Ultimately, film classification is a complex job. She says: 'When you classify, you are making a value judgment. The guidelines are there as guidelines. You still have to assess each film on a case-by-case basis.

'You can never please everybody. If you can please the majority and they feel that we are reflecting their concerns and values, then I would say we are doing an okay job.'

High-profile bans and cuts aside, Ms Chua is keen to point out that the process of censorship has evolved over time.

The introduction of the revised film rating system in March 2004 in which R21 replaced the R(A) rating and M18 was introduced has opened up the kind of films that can be shown to the public.

Mel Gibson's controversial and violent The Passion Of The Christ (2004) was the first film to receive an M18 rating.

In 2003, before M18 was introduced, 21 per cent of film titles were rated R(A). Last year, the number of R21 titles dropped to 8.4 per cent and M18 titles hit 13 per cent. She notes that with the creation of the M18 rating, more films are available to young adults and the public compared to the past.

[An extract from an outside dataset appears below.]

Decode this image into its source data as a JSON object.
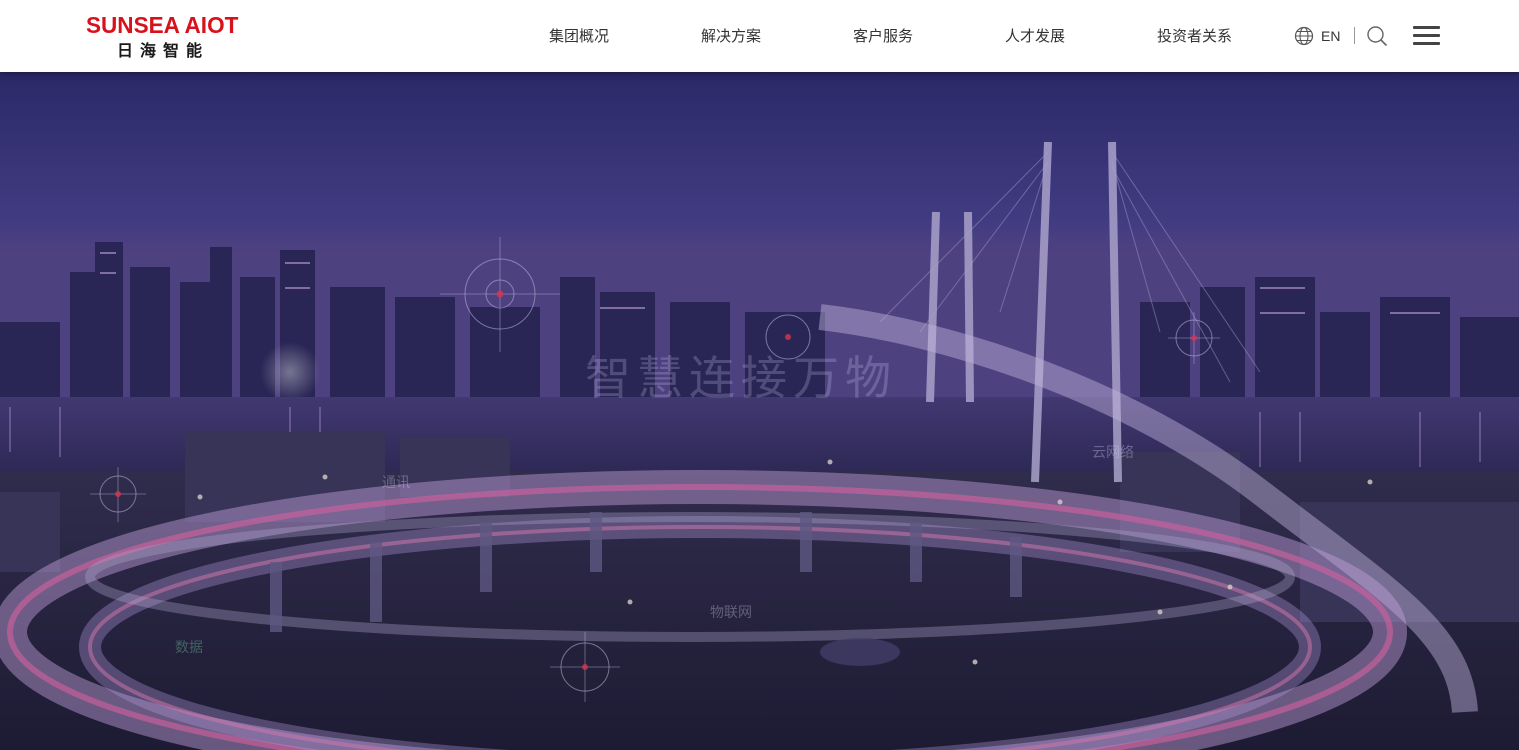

The film censor board has also adopted a more contextual approach in the way it classifies films. Ms Chua says Lust, Caution starring Tony Leung and Tang Wei was a benchmark film and the sex scenes were 'the most explicit that the BFC had encountered in its years of classifying films'.

The Films Consultative Panel was split with half recommending R21 with no cuts and the other half wanting the sex scenes sliced. She says: 'The three sex scenes were important and showed the changing relationship between the two protagonists. The relationship did start as lust but as the movie progressed it changed to a closer bond and in a way, that was reflected in how the sexual scenes were filmed and portrayed.'

Given the amount of potentially objectionable material that she has to watch and make judgment calls on, one might think that she would steer well clear of films in her own time.

But she still enjoys going to the movies and describes her taste in movies as eclectic. She likes the Harry Potter fantasy movies, romantic comedies but not tearjerkers, and thrillers such as The Bourne Identity (2002).

'What I go for is a film that is well-made, well-directed, with a good storyline and acting and films which tell you about the human condition. The genre doesn't really matter to me. The only genre I will not enjoy watching is horror.'

Her love of film was inculcated by Sunday outings to the cinema with her father and her five siblings where they watched everything from musicals such as My Fair Lady (1964) to epics such as Ben Hur (1907). Her father was a rubber merchant and her mother was a housewife.

She is married with no children.

Looking back on how the job of classification has changed over the years, she stresses: 'We cannot run faster than the community is prepared to accept. When you need to open up in terms of classification, you need to do it gradually, at a pace that the community can accept. And when you do that, you will find that there are increasingly more choices for the public and less need to ask for edits to films.'

No comments:

Post a Comment

Post a Comment